→ Data extracts:
★ ★ ★ ★ ★
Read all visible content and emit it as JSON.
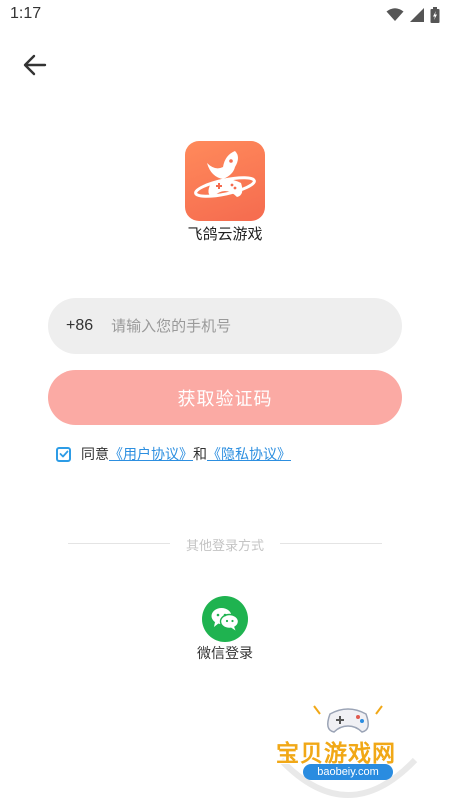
{
  "status_bar": {
    "time": "1:17",
    "icons": [
      "wifi-icon",
      "signal-icon",
      "battery-icon"
    ]
  },
  "back_icon": "arrow-left-icon",
  "app": {
    "name": "飞鸽云游戏",
    "logo_colors": [
      "#ff8a5b",
      "#f56b4f"
    ]
  },
  "phone": {
    "country_code": "+86",
    "placeholder": "请输入您的手机号",
    "value": ""
  },
  "get_code": {
    "label": "获取验证码",
    "color": "#fbaaa4",
    "enabled": false
  },
  "agreement": {
    "checked": true,
    "prefix": "同意",
    "user_agreement": "《用户协议》",
    "and": "和",
    "privacy_agreement": "《隐私协议》"
  },
  "other_login": {
    "label": "其他登录方式",
    "wechat_label": "微信登录",
    "wechat_color": "#1fb350"
  },
  "watermark": {
    "title": "宝贝游戏网",
    "url": "baobeiy.com"
  }
}
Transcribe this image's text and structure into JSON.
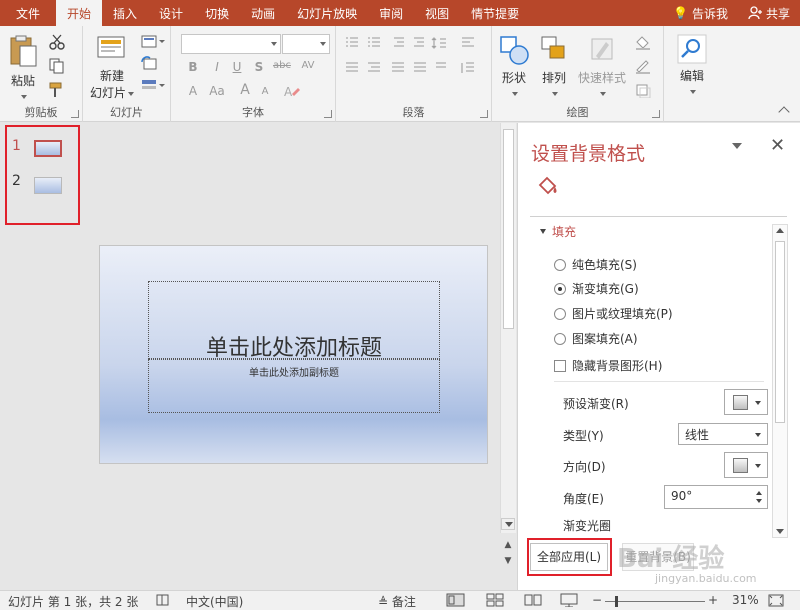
{
  "tabs": [
    "文件",
    "开始",
    "插入",
    "设计",
    "切换",
    "动画",
    "幻灯片放映",
    "审阅",
    "视图",
    "情节提要"
  ],
  "active_tab": "开始",
  "tell_me": "告诉我",
  "share": "共享",
  "ribbon": {
    "groups": {
      "clipboard": "剪贴板",
      "slides": "幻灯片",
      "font": "字体",
      "paragraph": "段落",
      "drawing": "绘图"
    },
    "paste": "粘贴",
    "new_slide": "新建\n幻灯片",
    "new_slide_line1": "新建",
    "new_slide_line2": "幻灯片",
    "shape": "形状",
    "arrange": "排列",
    "quick_styles": "快速样式",
    "edit": "编辑",
    "font_buttons": [
      "B",
      "I",
      "U",
      "S",
      "abc",
      "AV",
      "Aa",
      "A",
      "A",
      "A"
    ]
  },
  "thumbnails": [
    {
      "num": "1"
    },
    {
      "num": "2"
    }
  ],
  "slide": {
    "title_placeholder": "单击此处添加标题",
    "subtitle_placeholder": "单击此处添加副标题"
  },
  "format_pane": {
    "title": "设置背景格式",
    "section": "填充",
    "fill_options": [
      "纯色填充(S)",
      "渐变填充(G)",
      "图片或纹理填充(P)",
      "图案填充(A)"
    ],
    "selected_fill": "渐变填充(G)",
    "hide_bg_graphics": "隐藏背景图形(H)",
    "preset_gradient": "预设渐变(R)",
    "type_label": "类型(Y)",
    "type_value": "线性",
    "direction_label": "方向(D)",
    "angle_label": "角度(E)",
    "angle_value": "90°",
    "gradient_stops": "渐变光圈",
    "apply_all": "全部应用(L)",
    "reset": "重置背景(B)"
  },
  "status": {
    "slide_info": "幻灯片 第 1 张，共 2 张",
    "language": "中文(中国)",
    "notes": "备注",
    "zoom": "31%"
  },
  "watermark": {
    "text": "Bai 经验",
    "sub": "jingyan.baidu.com"
  },
  "colors": {
    "accent": "#b7472a",
    "pane_title": "#c0504d",
    "highlight": "#e0202a"
  }
}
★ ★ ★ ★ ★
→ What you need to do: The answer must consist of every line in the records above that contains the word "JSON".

→ Answer section:
Read all visible content and emit it as JSON.
Transcribe this image's text and structure into JSON.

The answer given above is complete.